    best to you,

  21. […] commandments in the Judeo-Christian sense, they have nothing to do with morality but rather with mindfulness; they’re intended to help keep you in the present moment, and avoid the unnecessary creation […]

  22. […] used to practice this as a part of Dathun, at Karme Choling and elsewhere. God, was it boring. And yet—that was the point—relaxing into the boredom, the hot boredom […]

  23. […] talk about bodhichitta.
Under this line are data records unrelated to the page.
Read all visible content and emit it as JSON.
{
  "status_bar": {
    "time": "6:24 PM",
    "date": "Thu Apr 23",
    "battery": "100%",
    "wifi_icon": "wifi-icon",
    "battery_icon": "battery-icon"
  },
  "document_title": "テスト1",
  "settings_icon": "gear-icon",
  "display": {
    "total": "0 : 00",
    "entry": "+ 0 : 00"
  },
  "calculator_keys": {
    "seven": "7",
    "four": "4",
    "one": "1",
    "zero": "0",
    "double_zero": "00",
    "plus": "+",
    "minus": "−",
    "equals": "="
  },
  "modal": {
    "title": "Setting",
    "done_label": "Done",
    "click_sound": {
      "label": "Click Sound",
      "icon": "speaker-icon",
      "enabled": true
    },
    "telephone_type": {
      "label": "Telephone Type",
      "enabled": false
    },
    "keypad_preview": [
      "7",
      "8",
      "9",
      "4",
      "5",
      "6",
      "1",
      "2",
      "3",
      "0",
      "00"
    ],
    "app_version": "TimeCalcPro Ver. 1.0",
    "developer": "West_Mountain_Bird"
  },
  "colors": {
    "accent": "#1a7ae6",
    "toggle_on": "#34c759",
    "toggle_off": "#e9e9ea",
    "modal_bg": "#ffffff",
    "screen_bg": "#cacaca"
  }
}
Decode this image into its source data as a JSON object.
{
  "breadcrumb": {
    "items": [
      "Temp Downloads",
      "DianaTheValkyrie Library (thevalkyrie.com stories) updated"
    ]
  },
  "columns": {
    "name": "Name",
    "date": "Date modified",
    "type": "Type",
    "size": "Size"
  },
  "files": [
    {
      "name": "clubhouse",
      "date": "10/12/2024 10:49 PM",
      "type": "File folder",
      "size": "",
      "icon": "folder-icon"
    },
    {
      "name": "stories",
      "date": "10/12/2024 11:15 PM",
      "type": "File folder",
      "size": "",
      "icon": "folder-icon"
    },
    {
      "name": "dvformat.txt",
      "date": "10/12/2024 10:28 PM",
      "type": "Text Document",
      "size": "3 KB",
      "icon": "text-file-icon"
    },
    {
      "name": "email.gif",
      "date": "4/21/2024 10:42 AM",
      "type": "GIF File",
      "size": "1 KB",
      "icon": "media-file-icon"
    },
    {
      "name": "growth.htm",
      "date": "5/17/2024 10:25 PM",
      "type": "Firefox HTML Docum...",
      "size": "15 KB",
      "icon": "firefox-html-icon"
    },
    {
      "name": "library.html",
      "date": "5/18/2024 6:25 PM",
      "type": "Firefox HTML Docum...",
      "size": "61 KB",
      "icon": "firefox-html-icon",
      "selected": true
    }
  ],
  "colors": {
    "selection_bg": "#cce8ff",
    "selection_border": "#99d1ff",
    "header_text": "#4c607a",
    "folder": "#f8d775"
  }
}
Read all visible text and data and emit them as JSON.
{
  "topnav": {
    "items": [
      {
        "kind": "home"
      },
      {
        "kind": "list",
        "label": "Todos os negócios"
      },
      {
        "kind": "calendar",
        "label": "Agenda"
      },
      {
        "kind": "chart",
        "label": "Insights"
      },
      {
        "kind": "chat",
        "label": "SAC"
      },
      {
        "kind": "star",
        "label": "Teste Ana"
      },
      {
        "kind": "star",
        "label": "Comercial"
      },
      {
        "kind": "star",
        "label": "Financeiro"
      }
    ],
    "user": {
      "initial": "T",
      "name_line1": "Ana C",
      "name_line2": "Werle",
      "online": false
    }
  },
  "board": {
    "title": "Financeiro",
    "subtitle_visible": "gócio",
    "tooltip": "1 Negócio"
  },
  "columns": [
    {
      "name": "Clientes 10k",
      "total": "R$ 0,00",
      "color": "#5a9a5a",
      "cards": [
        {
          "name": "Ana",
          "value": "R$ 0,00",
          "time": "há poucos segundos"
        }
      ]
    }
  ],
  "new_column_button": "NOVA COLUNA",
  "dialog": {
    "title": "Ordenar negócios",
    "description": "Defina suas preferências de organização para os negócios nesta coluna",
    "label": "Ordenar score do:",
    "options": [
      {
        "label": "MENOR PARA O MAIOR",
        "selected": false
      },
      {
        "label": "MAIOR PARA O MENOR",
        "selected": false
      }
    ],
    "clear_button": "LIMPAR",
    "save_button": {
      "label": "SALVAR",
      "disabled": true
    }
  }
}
They say it means “awakened heart.” As a student at Naropa, a meditation practitioner and general resident of Boulder—I’d heard it a lot, but like most Buddhist terms, I never […]

  24. […] where, to my surprise, during a Dathun (month long retreat) [editor's note: more info about Dathuns here], meditators were able to have sex (provided they first “confessed”), smoke (in designated […]

  25. Nadeem says:

    Wow Wow people are talking about meditation and its effect in life ,for me , i do not miss a day when i don't find 45 minutes to sit and meditate. Again Wow
    A very warm embrace to all of you here ………